A decision has to be made. To do up laces in the street is embarrassing: stopping, half-kneeling, handbag swivelling round, long skirt a nuisance as I try, half-blind, to retie the things. Yet if I go on the lace will increasingly shout to be attended to. To trip over would be the worst of all. So I bend in defeat.
Such quotidian run-ins with my laces take me back to my first struggles, sitting on the bottom step of the stairs as a child, to fasten my stiff brown leather shoes. I knew that this was a rite of passage. And it was hard. The first half-knot was easy enough, but then came the second, done as a big loop, and while you shaped the big loop the first half-knot would slip apart unless you kept a finger pressed firmly down on it; or the loop would get too big, the whole thing would unravel and you had to start again.

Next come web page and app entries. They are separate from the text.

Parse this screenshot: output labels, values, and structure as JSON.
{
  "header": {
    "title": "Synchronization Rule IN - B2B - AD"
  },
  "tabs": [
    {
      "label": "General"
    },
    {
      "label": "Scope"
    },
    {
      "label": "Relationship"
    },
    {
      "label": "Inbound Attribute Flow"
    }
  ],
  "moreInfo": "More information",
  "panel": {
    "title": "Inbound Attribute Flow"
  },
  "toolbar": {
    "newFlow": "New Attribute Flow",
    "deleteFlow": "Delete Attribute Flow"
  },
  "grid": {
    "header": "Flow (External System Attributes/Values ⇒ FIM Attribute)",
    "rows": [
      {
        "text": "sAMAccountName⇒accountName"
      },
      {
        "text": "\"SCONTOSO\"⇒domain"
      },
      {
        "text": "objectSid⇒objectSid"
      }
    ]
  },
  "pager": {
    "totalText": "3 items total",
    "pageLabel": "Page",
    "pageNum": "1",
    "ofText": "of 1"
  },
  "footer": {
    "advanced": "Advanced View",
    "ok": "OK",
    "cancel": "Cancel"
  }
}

These frustrations have been going on for as long as humans have bound their shoes this way. There seems to be an enduring fascination with the crossing of one lace over another, the charm of aglets (whether copper, silver or brass) and the pleasing finial of bows. Romans and Greeks sometimes wore cross-lacing up to the knees, and cobblers have been punching eyelets into leather shoes since the early Middle Ages. Even Otzi the Iceman trekked through the Tyrolean snow 5,000 years ago with eyelet holes in his shoes and a cat’s cradle of lime-bark laces lined with warming straw. Perhaps his fate was sealed when one came undone.
There have always been simpler ways to wear shoes. The most obvious is not to fasten them at all, just pull them on and off, like summer sandals. Unlaced shoes can do the stoutest service, and every member of China’s great Terracotta Army wears his square-toed slippers with pride. Court shoes and loafers stay on perfectly well. Yet those very names, slippers and loafers, also suggest laziness, domesticity and lack of serious purpose. They seem unprepared for life out of doors.
And preparation is the heart of the matter. A shoelace exemplifies it. In my backpack, alongside a penknife, a pencil and safety pins, there is always a spare lace for my walking boots, just in case. In fact those laces have never snapped, they are probably too gummed up with mud for that. But the spare lace has held on a hat in a gale, and kept the sole attached to a cheapskate sandal for some miles. I would not be without it.
Nor would I be without that preparatory ritual, still at the bottom of the stairs, of tugging the laces tight, making the first half-knot, looping the second, taking the next coil through, briskly pulling them tight. A double knot will make them double sure, and then I will straighten up, always with a feeling of satisfaction verging on triumph, as if I am still a child who has met this challenge and gained another piece of independence. And in a sense, I am. I can step out into the world now. I’m ready.•